  • Original article

Validation of an asthma questionnaire for use in healthcare workers

  1. G L Delclos1,
  2. A A Arif2,
  3. L Aday1,
  4. A Carson1,
  5. D Lai1,
  6. C Lusk1,
  7. T Stock1,
  8. E Symanski1,
  9. L W Whitehead1,
  10. F G Benavides3,
  11. J M Antó4
  1. 1The University of Texas School of Public Health, Houston, Texas, USA
  2. 2Department of Family and Community Medicine, Division of Health Services Research, Texas Tech University Health Science Center, Lubbock, Texas, USA
  3. 3Department of Experimental and Health Sciences, Pompeu Fabra University, Barcelona, Spain
  4. 4Municipal Institut of Medical Research (IMIM-IMAS), Barcelona, Spain
  1. Correspondence to:
 Dr G L Delclos
 The University of Texas–Houston, School of Public Health, 1200 Herman Pressler St, Suite RAS W1018, Houston, TX-77030, USA; George.Delclos{at}uth.tmc.edu
  • Accepted 27 October 2005

Abstract

Background: Previous studies have described increased occurrence of asthma among healthcare workers, but to our knowledge there are no validated survey questionnaires with which to study this occupational group.
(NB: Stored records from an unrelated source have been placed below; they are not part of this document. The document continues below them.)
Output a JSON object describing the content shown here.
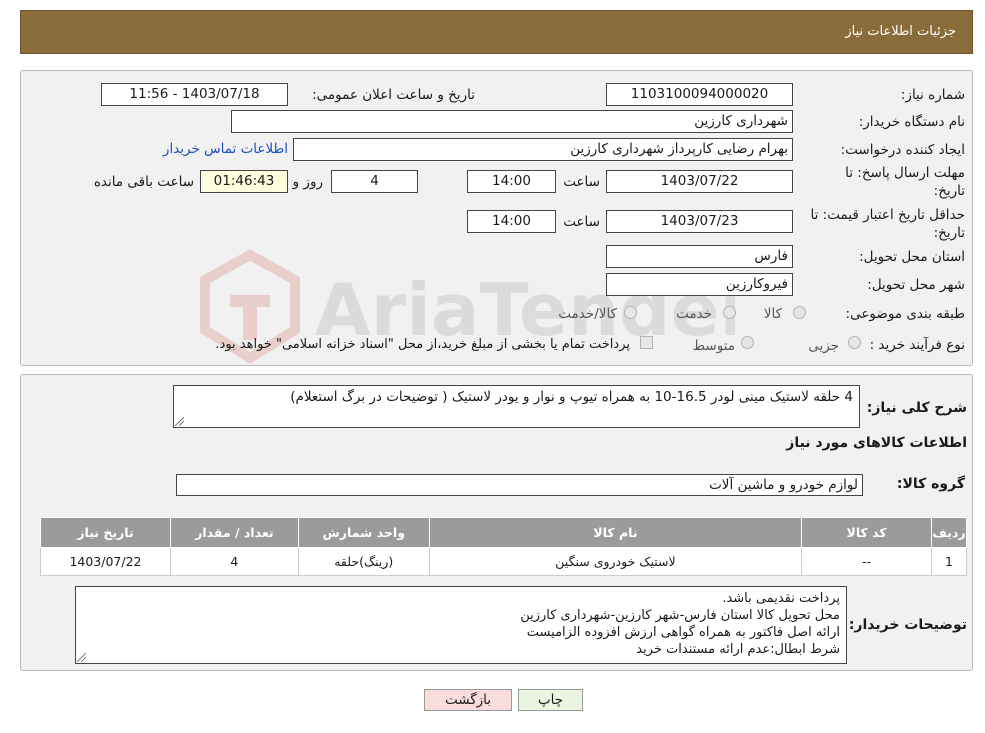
{
  "header": {
    "title": "جزئیات اطلاعات نیاز"
  },
  "form": {
    "need_number_label": "شماره نیاز:",
    "need_number": "1103100094000020",
    "announce_label": "تاریخ و ساعت اعلان عمومی:",
    "announce_value": "1403/07/18 - 11:56",
    "buyer_org_label": "نام دستگاه خریدار:",
    "buyer_org": "شهرداری کارزین",
    "creator_label": "ایجاد کننده درخواست:",
    "creator": "بهرام رضایی کارپرداز شهرداری کارزین",
    "contact_link": "اطلاعات تماس خریدار",
    "deadline_label_1": "مهلت ارسال پاسخ: تا",
    "deadline_label_2": "تاریخ:",
    "deadline_date": "1403/07/22",
    "time_label": "ساعت",
    "deadline_time": "14:00",
    "days_value": "4",
    "days_label": "روز و",
    "remaining_time": "01:46:43",
    "remaining_label": "ساعت باقی مانده",
    "validity_label_1": "حداقل تاریخ اعتبار قیمت: تا",
    "validity_label_2": "تاریخ:",
    "validity_date": "1403/07/23",
    "validity_time_label": "ساعت",
    "validity_time": "14:00",
    "province_label": "استان محل تحویل:",
    "province": "فارس",
    "city_label": "شهر محل تحویل:",
    "city": "فیروکارزین",
    "category_label": "طبقه بندی موضوعی:",
    "category_options": [
      "کالا",
      "خدمت",
      "کالا/خدمت"
    ],
    "process_label": "نوع فرآیند خرید :",
    "process_options": [
      "جزیی",
      "متوسط"
    ],
    "payment_note": "پرداخت تمام یا بخشی از مبلغ خرید،از محل \"اسناد خزانه اسلامی\" خواهد بود."
  },
  "summary": {
    "label": "شرح کلی نیاز:",
    "text": "4 حلقه  لاستیک مینی لودر 16.5-10 به همراه تیوپ و نوار  و یودر لاستیک ( توضیحات در برگ استعلام)",
    "goods_info_title": "اطلاعات کالاهای مورد نیاز",
    "group_label": "گروه کالا:",
    "group_value": "لوازم خودرو و ماشین آلات"
  },
  "table": {
    "headers": [
      "ردیف",
      "کد کالا",
      "نام کالا",
      "واحد شمارش",
      "تعداد / مقدار",
      "تاریخ نیاز"
    ],
    "rows": [
      [
        "1",
        "--",
        "لاستیک خودروی سنگین",
        "(رینگ)حلقه",
        "4",
        "1403/07/22"
      ]
    ]
  },
  "buyer_notes": {
    "label": "توضیحات خریدار:",
    "lines": [
      "پرداخت نقدیمی باشد.",
      "محل تحویل کالا استان فارس-شهر کارزین-شهرداری کارزین",
      "ارائه اصل فاکتور به همراه گواهی ارزش افزوده  الزامیست",
      "شرط ابطال:عدم ارائه مستندات خرید"
    ]
  },
  "buttons": {
    "print": "چاپ",
    "back": "بازگشت"
  },
  "watermark": {
    "text": "AriaTender.neT"
  },
  "colors": {
    "header": "#8a6c3a",
    "back_button": "#f9dcdc",
    "print_button": "#eaf6e2",
    "link": "#1a4fc4"
  }
}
Aims: To develop, validate, and refine a new survey instrument on asthma for use in epidemiological studies of healthcare workers.

Methods: An initial draft questionnaire, designed by a multidisciplinary team, used previously validated questions where possible; the occupational exposure section was developed by updating health services specific chemical lists through hospital walk-through surveys and review of material safety data sheets. A cross-sectional validation study was conducted in 118 non-smoking subjects, who also underwent bronchial challenge testing, an interview with an industrial hygienist, and measurement of specific IgE antibodies to common aeroallergens.

Results: The final version consisted of 43 main questions in four sections. Time to completion of the questionnaire ranged from 13 to 25 minutes. Test–retest reliability of asthma and allergy items ranged from 75% to 94%, and internal consistency for these items was excellent (Cronbach’s α ⩾ 0.86). Against methacholine challenge, an eight item combination of asthma related symptoms had a sensitivity of 71% and specificity of 70%; against a physician diagnosis of asthma, this same combination showed a sensitivity of 79% and specificity of 98%. Agreement between self-reported exposures and industrial hygienist review was similar to previous studies and only moderate, indicating the need to incorporate more reliable methods of exposure assessment. Against the aerollergen panel, the best combinations of sensitivity and specificity were obtained for a history of allergies to dust, dust mite, and animals.

Conclusions: Initial evaluation of this new questionnaire indicates good validity and reliability, and further field testing and cross-validation in a larger healthcare worker population is in progress. The need for development of more reliable occupational exposure assessment methods that go beyond self-report is underscored.

Footnotes

  • Funding: Supported in part by Grant Nos 5R01OH03945-01A1 and T42CCT610417 from the National Institute for Occupational Safety and Health/Centers for Disease Control and Prevention. The funding agency had no involvement in the study design, data collection, data analysis, interpretation of data, writing of the paper, and/or in the decision to submit the paper for publication.

  • Competing interests: none